1.       Nelson GR. Management of infantile spasms. Transl Pediatri. 2015 Aug 28; 4: 260-270.

2.        The Power To Help Stop Infantile Spasms. Neurology Center for Healthcare Professionals Web site. https://www.actharneurology.com/infantile-spasms/overview. Published 2016. Accessed June 6, 2016.

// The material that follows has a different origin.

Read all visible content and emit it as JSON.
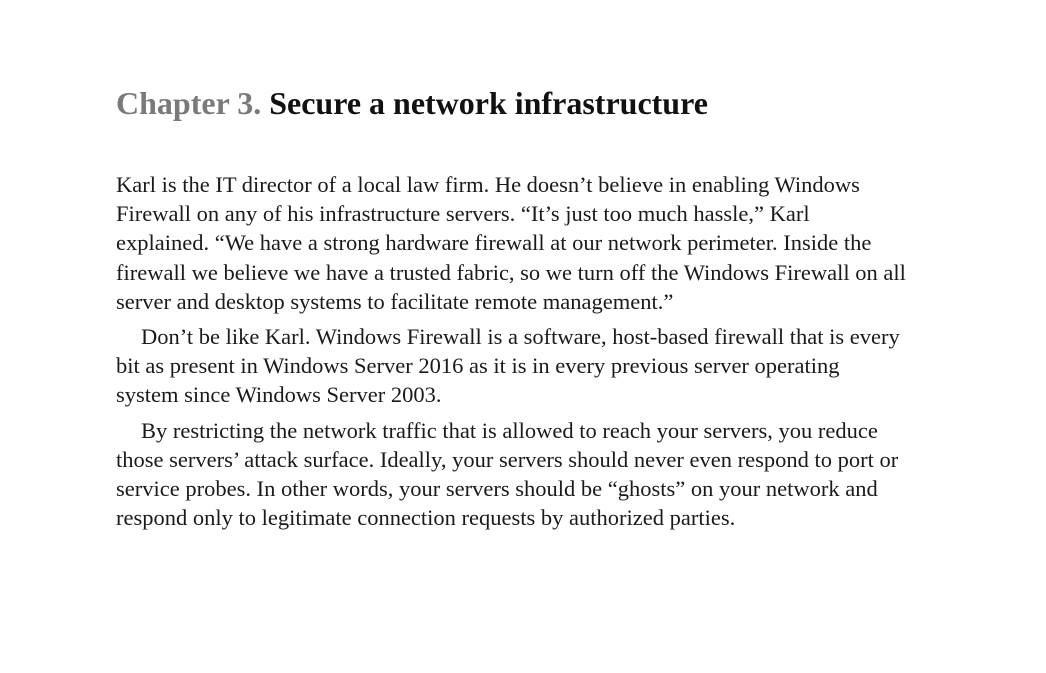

3.       Infantile spasms. DynaMed. EBSCOhost. Available at http://www.dynamed.com/home/. Accessed June 6, 2016.